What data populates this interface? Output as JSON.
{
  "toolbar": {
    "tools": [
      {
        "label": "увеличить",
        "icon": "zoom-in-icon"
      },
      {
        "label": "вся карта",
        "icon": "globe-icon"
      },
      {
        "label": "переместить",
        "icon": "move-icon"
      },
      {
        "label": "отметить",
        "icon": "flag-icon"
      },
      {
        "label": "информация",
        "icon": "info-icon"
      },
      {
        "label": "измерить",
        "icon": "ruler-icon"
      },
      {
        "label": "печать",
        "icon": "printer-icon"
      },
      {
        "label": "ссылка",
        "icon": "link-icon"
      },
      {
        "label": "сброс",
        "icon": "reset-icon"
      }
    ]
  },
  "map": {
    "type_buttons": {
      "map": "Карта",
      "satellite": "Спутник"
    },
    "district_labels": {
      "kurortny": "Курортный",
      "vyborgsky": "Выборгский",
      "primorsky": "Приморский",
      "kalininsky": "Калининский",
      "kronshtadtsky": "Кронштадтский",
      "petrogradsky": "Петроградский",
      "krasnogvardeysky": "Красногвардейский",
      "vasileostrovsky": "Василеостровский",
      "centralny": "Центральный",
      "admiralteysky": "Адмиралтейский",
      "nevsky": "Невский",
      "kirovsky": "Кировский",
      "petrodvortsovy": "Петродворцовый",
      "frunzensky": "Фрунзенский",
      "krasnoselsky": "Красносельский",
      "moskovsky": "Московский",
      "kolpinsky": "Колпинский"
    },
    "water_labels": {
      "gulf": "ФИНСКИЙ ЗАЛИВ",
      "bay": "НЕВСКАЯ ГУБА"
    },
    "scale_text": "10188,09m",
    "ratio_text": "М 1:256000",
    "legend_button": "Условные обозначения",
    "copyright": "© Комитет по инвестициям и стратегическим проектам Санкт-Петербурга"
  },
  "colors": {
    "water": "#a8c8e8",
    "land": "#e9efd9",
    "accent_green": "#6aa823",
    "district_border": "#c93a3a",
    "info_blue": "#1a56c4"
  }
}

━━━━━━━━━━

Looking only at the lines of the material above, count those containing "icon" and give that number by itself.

9